New speech recognition model: Hidden Conditional Neural Fields
Toyohashi Tech researchers propose the Hidden Conditional Neural Fields (HCNF) model for continuous speech recognition. The model is a combination of the Hidden Conditional Random Fields (HCRF) and a Multi-Layer Perceptron (MLP), that is, an extension of Hidden Markov Model (HMM).
This new speech recognition model has the discriminative property for sequences from HCRF and the ability to extract non-linear features from an MLP. Furthermore, the HCNF can incorporate many types of features from non-linear features can be extracted, and is trained by sequential criteria.
In this paper, the researchers describe the formulation of HCNF and examine three methods to further improve automatic speech recognition using HCNF, which was an objective function that explicitly considered training errors, provided a hierarchical tandem-style feature, and included a deep non-linear feature extractor for the observation function.

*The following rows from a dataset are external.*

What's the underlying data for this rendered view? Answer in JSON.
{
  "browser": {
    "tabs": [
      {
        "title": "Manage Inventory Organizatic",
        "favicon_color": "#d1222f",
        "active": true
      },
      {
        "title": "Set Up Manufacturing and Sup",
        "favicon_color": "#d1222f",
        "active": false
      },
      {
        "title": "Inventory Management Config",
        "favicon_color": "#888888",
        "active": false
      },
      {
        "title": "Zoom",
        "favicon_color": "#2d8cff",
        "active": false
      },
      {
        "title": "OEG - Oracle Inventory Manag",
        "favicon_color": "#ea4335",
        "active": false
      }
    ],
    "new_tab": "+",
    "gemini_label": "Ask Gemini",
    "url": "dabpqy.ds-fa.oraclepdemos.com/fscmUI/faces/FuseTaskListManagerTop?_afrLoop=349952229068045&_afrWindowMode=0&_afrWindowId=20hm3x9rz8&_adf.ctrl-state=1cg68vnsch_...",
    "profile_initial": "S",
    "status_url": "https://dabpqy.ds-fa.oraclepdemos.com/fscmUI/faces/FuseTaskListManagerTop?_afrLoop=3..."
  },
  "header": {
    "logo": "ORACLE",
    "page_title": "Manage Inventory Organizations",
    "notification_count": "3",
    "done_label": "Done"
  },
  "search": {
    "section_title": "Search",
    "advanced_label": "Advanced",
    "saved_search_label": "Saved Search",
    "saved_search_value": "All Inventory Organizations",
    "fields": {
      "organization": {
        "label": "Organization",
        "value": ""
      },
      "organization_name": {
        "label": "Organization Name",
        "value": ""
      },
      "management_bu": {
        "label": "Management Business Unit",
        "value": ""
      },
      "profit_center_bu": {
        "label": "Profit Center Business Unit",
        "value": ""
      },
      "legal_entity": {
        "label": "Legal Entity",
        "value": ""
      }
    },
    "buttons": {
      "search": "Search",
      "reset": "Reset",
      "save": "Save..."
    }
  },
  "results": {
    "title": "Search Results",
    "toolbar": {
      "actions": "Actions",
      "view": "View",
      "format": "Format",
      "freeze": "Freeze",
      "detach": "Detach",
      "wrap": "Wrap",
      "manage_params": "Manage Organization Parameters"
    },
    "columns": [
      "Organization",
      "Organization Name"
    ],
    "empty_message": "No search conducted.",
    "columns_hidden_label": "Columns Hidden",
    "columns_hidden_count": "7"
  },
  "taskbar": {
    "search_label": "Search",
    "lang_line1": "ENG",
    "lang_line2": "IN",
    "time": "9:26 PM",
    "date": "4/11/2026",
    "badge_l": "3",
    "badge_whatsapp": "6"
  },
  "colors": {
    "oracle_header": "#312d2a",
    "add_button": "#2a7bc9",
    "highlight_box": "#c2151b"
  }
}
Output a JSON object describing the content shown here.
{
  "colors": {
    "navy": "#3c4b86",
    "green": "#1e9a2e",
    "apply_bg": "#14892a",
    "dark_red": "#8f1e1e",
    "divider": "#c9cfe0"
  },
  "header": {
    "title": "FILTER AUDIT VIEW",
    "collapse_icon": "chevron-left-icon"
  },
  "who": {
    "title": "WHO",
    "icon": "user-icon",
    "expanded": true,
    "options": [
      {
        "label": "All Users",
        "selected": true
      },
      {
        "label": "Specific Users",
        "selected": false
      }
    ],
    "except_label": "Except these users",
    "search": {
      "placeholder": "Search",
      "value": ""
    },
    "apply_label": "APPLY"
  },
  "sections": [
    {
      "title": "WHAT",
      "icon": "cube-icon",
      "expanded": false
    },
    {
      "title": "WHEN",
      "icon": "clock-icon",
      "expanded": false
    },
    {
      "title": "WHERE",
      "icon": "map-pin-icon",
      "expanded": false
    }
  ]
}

HCRF can use a deep feed forward neural network (DNN) in the observation function, and therefore, a sophisticated pre-training algorithm such as the deep belief network (DBN) can be used to provide a deep observation function.
The research shows that HCNF can be trained realistically without any initial model and outperform the HCRF and triphone hidden Markov model trained by the minimum phone error (MPE) manner using experimental results for continuous English phoneme recognition on the TIMIT core test and Japanese phoneme recognition on the IPA 100 test set.
More information: Fujii, Y., Yamamoto, K. and Nakagawa, S. Hidden Conditional Fields for Continuous Phoneme Speech Recognition, IEICE Trans. Inf.&Sys., E95-D,2094-2104 (2012). DOI: 10.1587/transinf.E95.D.2094
Provided by Toyohashi University of Technology